Instructions to follow :: Copy each line below containing "JSON".

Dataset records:
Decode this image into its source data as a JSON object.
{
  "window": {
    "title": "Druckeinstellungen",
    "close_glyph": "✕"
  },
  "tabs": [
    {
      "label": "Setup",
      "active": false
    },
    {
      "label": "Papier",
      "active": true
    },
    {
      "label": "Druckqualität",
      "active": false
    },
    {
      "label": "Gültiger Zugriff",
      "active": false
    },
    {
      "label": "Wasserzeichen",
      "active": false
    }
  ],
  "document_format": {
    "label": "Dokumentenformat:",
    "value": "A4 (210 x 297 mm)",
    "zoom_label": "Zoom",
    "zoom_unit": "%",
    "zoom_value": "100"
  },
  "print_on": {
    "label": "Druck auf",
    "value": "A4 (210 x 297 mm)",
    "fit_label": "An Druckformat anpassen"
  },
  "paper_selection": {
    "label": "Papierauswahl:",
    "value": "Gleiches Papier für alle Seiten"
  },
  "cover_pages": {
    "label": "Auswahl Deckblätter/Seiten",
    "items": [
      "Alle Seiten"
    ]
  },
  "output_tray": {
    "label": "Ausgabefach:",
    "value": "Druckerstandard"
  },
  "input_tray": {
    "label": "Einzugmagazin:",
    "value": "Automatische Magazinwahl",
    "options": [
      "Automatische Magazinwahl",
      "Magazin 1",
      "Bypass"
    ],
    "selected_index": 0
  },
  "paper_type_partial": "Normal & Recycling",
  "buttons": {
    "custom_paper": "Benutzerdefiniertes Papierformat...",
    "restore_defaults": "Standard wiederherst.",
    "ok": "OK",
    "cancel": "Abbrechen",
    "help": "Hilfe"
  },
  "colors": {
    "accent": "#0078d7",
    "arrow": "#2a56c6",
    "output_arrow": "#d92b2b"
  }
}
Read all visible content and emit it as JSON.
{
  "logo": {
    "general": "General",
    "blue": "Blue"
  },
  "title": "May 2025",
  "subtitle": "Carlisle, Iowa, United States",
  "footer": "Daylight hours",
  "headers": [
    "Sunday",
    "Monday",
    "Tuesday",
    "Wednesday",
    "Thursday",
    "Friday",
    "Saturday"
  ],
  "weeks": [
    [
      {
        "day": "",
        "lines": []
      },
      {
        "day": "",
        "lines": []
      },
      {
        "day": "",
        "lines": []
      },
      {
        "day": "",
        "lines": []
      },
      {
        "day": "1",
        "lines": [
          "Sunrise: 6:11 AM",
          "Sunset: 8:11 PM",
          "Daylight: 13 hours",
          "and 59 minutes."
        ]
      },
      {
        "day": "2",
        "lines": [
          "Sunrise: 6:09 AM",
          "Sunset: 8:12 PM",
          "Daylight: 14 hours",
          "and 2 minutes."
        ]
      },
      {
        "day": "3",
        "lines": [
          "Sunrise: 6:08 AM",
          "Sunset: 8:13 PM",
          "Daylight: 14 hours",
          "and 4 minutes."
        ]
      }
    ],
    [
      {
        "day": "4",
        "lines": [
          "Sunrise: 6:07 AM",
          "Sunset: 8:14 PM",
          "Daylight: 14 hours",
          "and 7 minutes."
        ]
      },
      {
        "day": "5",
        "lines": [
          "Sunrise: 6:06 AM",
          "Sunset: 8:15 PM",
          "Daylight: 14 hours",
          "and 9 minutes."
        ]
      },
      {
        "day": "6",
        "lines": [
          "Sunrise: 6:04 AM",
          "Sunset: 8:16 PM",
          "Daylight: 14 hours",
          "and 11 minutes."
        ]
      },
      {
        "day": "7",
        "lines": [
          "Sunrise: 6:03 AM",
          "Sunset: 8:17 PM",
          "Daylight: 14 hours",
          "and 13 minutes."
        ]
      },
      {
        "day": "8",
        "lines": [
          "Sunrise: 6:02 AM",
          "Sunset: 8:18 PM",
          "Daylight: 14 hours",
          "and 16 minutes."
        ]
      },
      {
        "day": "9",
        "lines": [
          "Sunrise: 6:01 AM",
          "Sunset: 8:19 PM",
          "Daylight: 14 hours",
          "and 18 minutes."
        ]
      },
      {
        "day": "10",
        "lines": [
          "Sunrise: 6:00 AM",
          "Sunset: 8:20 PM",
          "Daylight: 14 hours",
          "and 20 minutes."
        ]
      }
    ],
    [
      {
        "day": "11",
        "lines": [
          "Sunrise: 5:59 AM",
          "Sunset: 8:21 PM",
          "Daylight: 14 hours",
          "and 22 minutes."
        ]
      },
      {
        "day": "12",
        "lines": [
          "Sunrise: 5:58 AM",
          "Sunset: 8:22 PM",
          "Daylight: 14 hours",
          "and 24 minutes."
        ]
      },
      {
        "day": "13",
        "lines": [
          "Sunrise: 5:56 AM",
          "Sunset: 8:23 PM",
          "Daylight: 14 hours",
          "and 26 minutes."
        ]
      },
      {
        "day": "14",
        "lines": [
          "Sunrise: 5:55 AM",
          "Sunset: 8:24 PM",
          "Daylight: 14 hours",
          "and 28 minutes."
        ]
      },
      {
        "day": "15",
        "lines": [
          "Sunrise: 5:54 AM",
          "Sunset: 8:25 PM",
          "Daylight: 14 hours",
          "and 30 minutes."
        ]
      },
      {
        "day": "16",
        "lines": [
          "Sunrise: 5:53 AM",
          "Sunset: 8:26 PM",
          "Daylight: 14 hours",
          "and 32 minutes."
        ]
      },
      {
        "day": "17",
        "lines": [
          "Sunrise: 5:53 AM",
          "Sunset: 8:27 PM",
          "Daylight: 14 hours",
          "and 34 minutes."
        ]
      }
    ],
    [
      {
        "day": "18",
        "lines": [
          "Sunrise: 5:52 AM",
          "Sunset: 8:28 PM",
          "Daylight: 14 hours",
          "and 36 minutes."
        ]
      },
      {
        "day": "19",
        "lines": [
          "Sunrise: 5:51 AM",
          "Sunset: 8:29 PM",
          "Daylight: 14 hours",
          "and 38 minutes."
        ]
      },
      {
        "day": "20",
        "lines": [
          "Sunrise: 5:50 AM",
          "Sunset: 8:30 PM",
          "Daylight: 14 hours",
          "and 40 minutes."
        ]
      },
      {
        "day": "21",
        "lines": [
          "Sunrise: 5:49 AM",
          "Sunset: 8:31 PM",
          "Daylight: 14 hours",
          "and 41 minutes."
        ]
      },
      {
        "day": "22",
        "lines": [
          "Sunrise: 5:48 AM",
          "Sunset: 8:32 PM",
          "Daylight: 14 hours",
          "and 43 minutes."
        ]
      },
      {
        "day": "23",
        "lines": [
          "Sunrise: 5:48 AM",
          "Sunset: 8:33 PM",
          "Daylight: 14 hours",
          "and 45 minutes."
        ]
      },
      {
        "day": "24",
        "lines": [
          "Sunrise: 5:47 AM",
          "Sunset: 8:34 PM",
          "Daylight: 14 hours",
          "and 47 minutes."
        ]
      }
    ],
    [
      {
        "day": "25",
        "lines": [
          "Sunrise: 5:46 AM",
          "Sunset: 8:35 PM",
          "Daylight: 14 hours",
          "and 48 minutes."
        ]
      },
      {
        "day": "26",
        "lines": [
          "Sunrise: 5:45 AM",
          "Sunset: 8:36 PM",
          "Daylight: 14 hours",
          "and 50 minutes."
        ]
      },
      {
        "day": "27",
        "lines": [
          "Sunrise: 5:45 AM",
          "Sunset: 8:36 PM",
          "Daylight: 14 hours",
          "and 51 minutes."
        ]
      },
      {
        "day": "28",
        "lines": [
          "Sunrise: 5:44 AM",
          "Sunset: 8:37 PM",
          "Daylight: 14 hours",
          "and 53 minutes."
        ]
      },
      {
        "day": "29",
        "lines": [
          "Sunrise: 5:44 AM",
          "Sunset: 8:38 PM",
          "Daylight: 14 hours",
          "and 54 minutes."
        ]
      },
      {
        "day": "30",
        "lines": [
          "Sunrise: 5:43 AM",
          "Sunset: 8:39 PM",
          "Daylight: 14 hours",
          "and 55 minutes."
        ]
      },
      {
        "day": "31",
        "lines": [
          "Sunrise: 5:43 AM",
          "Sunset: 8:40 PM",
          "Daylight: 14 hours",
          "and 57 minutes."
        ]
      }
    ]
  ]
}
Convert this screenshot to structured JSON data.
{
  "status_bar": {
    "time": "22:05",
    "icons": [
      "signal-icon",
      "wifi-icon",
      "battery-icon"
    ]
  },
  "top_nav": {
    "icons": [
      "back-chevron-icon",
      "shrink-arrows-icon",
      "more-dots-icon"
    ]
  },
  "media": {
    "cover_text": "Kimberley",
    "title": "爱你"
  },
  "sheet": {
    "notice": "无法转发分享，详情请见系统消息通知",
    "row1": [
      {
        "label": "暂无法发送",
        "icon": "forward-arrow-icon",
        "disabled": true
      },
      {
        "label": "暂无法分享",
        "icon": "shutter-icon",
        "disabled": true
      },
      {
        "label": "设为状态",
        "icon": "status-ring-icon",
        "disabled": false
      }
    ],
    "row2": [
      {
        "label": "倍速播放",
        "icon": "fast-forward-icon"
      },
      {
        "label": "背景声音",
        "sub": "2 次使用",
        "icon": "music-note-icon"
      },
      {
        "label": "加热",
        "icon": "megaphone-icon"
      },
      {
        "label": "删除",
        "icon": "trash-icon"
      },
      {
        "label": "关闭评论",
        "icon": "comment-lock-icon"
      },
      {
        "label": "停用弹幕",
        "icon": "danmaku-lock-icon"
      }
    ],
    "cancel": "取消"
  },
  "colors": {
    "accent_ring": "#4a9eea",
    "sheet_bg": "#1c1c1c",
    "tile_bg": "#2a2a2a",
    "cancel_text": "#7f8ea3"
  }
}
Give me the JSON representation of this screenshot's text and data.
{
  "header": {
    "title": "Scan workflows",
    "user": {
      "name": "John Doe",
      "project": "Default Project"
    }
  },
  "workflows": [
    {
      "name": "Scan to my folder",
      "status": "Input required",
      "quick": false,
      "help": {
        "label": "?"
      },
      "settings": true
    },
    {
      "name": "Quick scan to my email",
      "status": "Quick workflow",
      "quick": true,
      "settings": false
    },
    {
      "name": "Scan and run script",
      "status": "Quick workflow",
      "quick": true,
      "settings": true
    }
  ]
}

Problem solution ::
Decode this image into its source data as a JSON object.
Read all visible content and emit it as JSON.
Convert this screenshot to structured JSON data.
Give me the JSON representation of this screenshot's text and data.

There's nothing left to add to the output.